EXERCISE GOAL:
Select and copy out every line in the records containing "JSON".

STORED DATA:
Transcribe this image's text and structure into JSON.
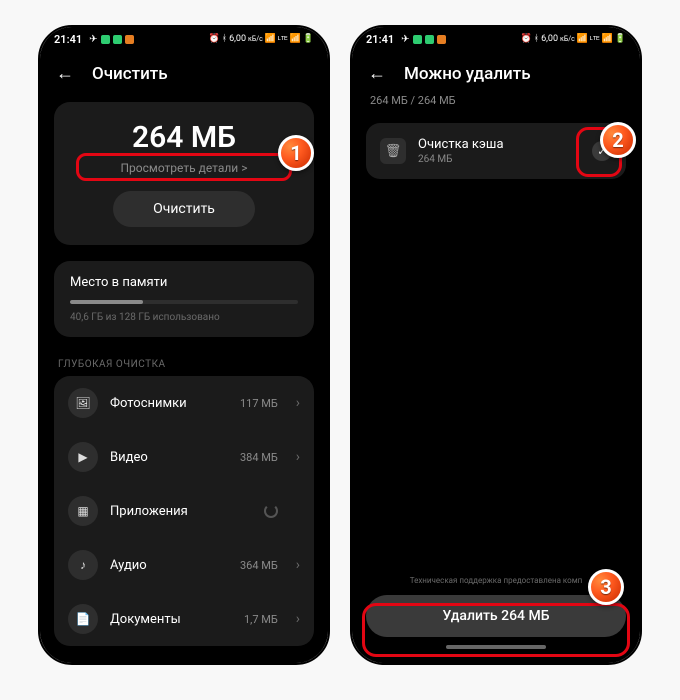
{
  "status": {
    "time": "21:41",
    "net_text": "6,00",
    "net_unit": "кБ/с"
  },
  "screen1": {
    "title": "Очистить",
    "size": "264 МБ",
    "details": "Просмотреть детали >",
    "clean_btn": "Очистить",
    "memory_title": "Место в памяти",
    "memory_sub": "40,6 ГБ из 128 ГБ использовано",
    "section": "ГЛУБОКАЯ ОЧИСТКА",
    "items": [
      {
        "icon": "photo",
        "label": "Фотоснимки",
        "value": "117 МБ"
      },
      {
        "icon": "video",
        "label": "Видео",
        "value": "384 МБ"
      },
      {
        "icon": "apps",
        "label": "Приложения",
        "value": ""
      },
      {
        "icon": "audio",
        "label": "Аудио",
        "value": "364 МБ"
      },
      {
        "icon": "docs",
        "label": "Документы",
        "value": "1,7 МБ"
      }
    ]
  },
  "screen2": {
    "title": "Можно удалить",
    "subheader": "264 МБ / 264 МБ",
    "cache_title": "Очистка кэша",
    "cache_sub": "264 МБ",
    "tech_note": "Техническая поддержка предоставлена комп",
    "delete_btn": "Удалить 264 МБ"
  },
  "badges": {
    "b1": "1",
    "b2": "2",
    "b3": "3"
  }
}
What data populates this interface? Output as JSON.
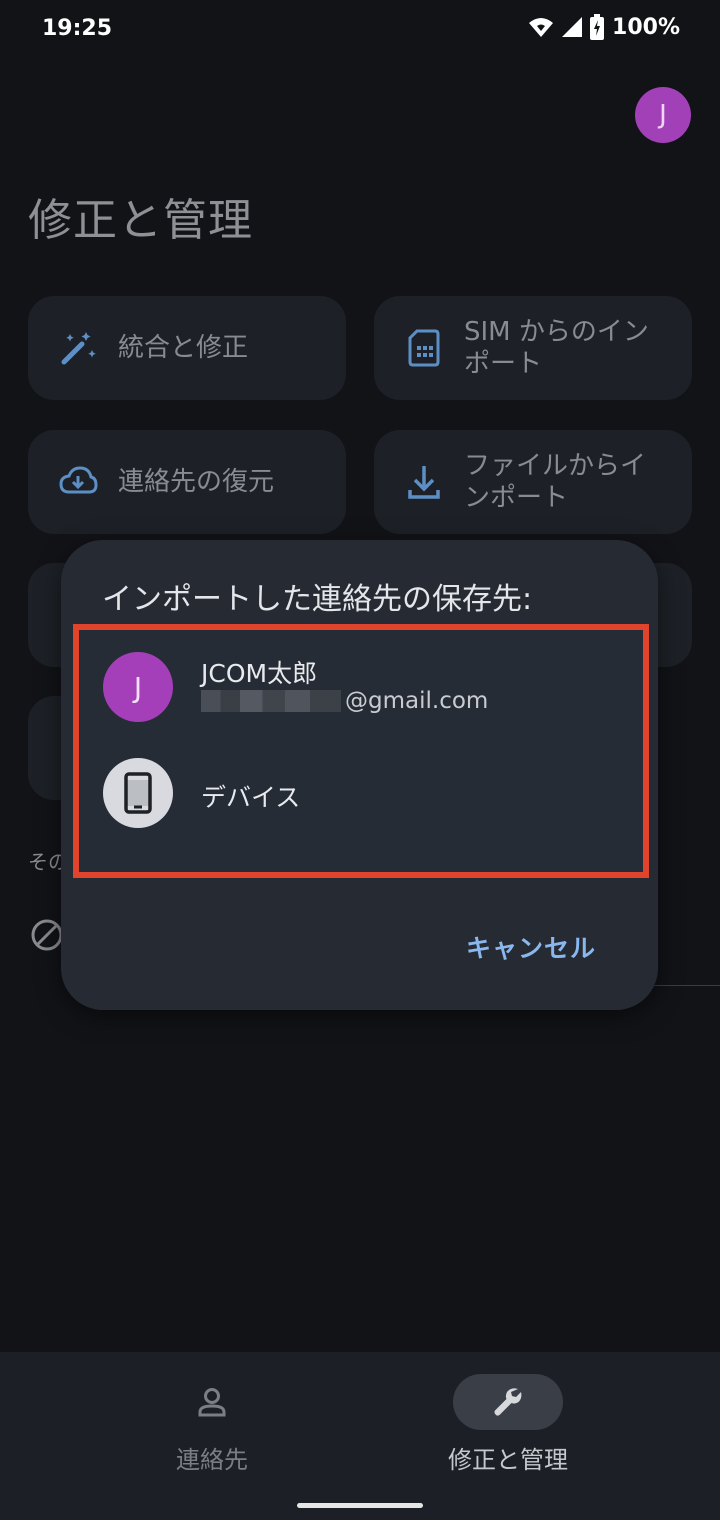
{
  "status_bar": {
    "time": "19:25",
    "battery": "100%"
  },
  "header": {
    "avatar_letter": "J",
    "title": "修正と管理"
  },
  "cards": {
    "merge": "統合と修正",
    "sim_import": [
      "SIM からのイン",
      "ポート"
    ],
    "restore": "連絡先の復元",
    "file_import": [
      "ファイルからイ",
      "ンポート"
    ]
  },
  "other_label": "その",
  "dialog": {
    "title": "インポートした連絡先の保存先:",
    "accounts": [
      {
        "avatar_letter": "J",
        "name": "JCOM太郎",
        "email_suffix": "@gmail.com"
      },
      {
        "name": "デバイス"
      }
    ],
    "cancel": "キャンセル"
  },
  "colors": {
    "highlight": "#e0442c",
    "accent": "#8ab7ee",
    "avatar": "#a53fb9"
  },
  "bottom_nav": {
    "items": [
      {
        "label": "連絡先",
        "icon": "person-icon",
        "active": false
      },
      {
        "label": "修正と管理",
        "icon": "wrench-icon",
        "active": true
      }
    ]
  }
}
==
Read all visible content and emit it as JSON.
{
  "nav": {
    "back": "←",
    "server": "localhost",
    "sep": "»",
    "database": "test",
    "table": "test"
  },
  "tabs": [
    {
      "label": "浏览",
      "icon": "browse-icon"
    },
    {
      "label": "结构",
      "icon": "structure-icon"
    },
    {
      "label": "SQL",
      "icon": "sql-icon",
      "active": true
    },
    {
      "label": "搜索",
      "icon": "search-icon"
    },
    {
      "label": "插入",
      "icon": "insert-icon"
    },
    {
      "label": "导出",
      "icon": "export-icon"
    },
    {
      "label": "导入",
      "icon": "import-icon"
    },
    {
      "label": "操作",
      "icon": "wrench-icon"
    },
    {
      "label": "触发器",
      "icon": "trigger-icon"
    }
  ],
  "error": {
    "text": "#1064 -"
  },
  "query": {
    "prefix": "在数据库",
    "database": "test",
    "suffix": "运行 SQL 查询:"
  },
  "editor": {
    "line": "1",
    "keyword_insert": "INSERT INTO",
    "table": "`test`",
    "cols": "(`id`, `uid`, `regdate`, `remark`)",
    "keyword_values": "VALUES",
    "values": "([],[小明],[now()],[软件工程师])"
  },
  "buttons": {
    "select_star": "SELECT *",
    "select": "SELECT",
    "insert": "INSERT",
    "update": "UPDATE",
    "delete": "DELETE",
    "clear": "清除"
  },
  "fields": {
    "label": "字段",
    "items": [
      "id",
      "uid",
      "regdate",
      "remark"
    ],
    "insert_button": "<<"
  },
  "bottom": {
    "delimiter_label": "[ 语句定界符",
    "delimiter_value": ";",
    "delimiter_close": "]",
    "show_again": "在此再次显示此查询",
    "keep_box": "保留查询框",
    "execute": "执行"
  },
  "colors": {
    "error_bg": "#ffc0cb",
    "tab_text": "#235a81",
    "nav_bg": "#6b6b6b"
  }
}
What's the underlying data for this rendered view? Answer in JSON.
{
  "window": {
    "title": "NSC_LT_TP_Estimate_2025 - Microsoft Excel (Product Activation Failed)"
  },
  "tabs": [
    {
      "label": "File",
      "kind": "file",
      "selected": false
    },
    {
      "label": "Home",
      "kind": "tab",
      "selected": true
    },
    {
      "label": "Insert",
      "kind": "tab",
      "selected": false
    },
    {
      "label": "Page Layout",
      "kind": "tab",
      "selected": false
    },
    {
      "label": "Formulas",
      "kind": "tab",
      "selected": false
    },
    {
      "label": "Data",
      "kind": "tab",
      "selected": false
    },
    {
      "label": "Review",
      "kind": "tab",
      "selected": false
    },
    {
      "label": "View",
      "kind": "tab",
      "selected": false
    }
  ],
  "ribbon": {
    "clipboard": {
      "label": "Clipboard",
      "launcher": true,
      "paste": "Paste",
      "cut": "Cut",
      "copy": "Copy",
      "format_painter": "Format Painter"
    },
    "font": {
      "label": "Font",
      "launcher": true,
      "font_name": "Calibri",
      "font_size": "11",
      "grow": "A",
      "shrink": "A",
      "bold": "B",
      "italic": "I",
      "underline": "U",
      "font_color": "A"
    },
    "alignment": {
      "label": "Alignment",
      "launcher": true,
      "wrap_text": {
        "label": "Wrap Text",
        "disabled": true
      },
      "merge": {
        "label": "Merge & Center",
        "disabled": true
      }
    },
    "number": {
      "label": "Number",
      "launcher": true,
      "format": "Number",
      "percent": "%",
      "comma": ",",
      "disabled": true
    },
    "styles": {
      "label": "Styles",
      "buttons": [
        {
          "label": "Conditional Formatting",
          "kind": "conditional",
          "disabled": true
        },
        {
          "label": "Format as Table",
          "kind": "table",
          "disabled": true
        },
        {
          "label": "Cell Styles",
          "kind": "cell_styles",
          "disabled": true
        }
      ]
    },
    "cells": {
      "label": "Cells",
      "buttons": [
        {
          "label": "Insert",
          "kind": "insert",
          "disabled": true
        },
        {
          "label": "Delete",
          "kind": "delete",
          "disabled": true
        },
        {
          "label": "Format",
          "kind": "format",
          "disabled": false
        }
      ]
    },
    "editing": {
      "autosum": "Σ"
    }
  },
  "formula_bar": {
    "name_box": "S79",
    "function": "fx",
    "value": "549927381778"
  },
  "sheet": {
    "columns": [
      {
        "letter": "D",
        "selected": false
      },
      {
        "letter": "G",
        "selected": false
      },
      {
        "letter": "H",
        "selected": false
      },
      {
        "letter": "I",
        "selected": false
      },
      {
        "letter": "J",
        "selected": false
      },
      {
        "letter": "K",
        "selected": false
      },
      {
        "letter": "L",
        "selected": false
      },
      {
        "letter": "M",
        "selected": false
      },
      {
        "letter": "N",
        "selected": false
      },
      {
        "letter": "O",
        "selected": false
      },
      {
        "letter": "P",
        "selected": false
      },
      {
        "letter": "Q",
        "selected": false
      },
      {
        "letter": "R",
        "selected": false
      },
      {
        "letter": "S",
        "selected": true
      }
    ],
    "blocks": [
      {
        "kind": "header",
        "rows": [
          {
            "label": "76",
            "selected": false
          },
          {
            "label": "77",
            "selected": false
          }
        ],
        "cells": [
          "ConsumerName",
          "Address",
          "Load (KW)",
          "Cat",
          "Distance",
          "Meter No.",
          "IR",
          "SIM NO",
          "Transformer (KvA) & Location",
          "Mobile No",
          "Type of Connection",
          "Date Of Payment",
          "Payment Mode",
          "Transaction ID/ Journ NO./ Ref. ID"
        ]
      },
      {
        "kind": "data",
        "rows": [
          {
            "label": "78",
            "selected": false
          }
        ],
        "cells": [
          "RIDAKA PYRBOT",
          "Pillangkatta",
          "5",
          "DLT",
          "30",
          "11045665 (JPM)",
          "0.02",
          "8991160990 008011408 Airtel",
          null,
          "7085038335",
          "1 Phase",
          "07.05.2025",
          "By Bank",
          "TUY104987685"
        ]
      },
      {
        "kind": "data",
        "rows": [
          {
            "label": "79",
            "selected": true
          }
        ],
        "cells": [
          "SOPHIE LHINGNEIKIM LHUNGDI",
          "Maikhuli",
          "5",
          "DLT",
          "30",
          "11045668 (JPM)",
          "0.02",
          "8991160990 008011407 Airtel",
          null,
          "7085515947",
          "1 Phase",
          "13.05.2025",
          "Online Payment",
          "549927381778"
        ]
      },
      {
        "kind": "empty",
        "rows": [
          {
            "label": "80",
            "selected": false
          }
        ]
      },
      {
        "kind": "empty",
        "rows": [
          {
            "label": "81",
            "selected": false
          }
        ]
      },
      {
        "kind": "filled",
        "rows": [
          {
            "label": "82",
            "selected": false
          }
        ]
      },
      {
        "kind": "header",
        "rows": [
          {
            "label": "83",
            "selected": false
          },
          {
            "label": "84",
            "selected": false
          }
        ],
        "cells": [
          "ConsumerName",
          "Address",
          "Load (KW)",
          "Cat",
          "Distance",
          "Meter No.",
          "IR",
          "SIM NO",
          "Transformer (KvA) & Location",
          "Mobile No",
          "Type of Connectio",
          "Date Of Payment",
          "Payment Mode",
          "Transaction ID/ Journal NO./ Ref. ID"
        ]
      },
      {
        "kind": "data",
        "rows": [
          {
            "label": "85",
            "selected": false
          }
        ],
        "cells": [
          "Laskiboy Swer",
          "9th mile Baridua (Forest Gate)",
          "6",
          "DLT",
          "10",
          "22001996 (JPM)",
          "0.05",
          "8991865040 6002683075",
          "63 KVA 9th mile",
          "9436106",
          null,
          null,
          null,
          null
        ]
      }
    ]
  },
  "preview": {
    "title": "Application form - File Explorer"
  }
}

SOLVED PROBLEM:
Transcribe this image's text and structure into JSON.
What data populates this interface? Output as JSON.
Read all visible content and emit it as JSON.
What's the underlying data for this rendered view? Answer in JSON.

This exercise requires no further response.